Another exhausting week on the farm! At least the weather has been nice and we haven’t had to irrigate like in the beginning of the season. In fact it rained so much last week that our newest planting of lettuce seed was washed out and we had to replant the seed. The forecast for the next week doesn’t include a chance of frost, so we are pretty pumped.
Our new 3 pt mower worked like a charm. Tyler spent all day Friday and part of Saturday morning mowing in the near field to get ready for the Farm Stop and Barley Pop tour. Thankfully he checked the gear box for oil before he started mowing. There wasn’t any oil in the gear box and if he had started it up it would have ended very badly. Unlike the first time we hooked up the 3 pt rototiller, we didn’t have to adjust the length of the p.t.o. shaft on the mower, so hook up was much easier and faster.
The Farm Stop & Barley Pop on Saturday went really well and there was an excellent turn out. We would like to thank everyone who came to the farm on the tour. We had a lot of really great questions from people and we only wish we would have had more time to look at more crops.
The dinner portion of the tour was at Lapacek’s Orchard in Poynette and although it rained a little bit during the dinner, it was well worth it to see a double rainbow. We also had two groups of sandhill cranes fly over the tables that were set out in the middle of the orchard. It was a very pretty setting and the food was fantastic!
This week we have spent most of our time weeding fall plantings. We cleaned out the napa cabbage and broccoli plantings yesterday morning. With our friend Emma’s help we weeded the kohlrabi, Swiss chard, and part of our kale planting. In another couple of weeks those plantings will be harvestable. I am very excited at the prospect of kale chips and can’t wait for the planting to be mature enough to harvest.
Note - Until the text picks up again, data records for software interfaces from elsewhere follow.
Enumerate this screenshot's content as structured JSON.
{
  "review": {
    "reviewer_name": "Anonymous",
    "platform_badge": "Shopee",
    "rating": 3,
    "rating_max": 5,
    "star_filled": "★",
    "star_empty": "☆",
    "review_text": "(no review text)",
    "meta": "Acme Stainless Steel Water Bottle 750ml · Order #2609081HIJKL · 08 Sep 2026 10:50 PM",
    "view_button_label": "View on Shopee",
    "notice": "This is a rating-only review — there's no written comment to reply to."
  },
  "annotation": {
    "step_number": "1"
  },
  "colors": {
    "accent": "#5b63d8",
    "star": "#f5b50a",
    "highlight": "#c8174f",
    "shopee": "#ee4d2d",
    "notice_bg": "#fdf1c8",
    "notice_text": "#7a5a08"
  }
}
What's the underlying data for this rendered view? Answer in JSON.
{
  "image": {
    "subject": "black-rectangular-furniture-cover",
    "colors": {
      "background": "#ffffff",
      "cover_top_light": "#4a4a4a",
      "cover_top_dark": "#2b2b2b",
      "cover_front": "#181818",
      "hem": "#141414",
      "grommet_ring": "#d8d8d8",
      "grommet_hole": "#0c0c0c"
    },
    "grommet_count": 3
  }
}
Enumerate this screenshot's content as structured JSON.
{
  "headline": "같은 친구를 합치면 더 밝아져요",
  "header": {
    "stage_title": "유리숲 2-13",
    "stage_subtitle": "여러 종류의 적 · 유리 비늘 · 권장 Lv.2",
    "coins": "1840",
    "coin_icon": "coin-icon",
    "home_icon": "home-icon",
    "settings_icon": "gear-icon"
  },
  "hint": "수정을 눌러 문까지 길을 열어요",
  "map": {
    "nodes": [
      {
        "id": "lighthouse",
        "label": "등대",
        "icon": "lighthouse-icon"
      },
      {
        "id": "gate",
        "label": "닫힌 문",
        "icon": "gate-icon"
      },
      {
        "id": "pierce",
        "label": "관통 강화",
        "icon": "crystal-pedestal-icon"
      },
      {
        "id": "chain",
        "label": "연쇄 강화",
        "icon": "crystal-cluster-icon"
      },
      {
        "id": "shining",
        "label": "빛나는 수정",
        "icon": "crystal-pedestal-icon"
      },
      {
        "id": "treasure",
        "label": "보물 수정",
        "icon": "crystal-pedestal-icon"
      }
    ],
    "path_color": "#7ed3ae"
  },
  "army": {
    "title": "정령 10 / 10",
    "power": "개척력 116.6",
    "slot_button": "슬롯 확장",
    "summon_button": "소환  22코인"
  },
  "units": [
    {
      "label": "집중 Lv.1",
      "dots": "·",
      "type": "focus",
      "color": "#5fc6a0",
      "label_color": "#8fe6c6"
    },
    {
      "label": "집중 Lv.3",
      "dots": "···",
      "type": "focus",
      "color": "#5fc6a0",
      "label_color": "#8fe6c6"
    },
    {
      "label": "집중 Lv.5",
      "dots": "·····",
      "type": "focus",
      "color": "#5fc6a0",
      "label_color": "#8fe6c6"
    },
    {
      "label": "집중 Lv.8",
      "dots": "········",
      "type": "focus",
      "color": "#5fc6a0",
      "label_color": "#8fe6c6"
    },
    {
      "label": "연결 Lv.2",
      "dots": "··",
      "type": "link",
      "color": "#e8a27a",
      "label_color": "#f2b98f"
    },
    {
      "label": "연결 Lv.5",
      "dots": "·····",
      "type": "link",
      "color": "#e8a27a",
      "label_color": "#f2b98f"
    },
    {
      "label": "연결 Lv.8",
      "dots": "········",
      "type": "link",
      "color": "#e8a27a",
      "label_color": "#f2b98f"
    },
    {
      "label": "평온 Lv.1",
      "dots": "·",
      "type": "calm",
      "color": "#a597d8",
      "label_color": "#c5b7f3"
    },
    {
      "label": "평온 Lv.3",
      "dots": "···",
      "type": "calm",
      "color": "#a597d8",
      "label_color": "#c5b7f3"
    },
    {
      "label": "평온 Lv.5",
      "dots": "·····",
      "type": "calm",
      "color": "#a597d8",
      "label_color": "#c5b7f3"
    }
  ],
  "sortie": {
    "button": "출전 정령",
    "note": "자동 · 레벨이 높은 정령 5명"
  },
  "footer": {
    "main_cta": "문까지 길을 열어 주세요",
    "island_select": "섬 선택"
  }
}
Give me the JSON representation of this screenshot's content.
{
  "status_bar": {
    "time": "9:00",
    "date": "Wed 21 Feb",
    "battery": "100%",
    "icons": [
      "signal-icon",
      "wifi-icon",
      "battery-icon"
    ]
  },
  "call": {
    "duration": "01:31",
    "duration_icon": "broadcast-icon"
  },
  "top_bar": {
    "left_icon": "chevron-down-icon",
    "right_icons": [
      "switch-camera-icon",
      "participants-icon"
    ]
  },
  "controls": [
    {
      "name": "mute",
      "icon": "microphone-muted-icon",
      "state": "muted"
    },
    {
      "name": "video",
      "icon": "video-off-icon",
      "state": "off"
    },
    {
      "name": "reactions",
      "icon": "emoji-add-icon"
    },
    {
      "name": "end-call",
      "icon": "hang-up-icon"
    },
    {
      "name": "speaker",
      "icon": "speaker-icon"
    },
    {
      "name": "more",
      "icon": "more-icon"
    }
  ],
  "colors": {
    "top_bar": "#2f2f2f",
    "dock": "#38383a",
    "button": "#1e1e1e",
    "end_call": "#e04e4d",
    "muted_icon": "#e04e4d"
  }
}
We are working on weeding the snow peas and will get those trellised by the end of the week. We are going to try a different arrangement of the baler twine for the trellis system to have a more even distribution of twine for the pea plants to grab onto.
The first of the cherry tomatoes have turned red. Like all of the tomato plants this year it looks like we will have a very small harvest. Tyler and I have been brainstorming ideas about how to adjust timing and methodology for our tomato crop next year. Every year there are one or two problem crops, and this year tomatoes were definitely one of them.
We have two types of cabbage that we are harvesting this week. The smaller type that half shares will receive are actually the second head that the cabbage plants have produced this season. The full shares are getting the “Impala” cabbage, which looks a lot like the ones you see in the grocery store. I learned a very good tip about storing cabbage and that is to save one of the outer leaves when you cut up a portion of a cabbage. Cover the exposed area with the outer leaf and place in a plastic bag. The outer leaf will help keep the exposed area from drying out.
Remember to mark your calenders for our harvest potluck on September 23 from 12N to 6PM. We will have food and tours of the gardens. Let us know by September 20th if you will be coming so we make sure to have enough food.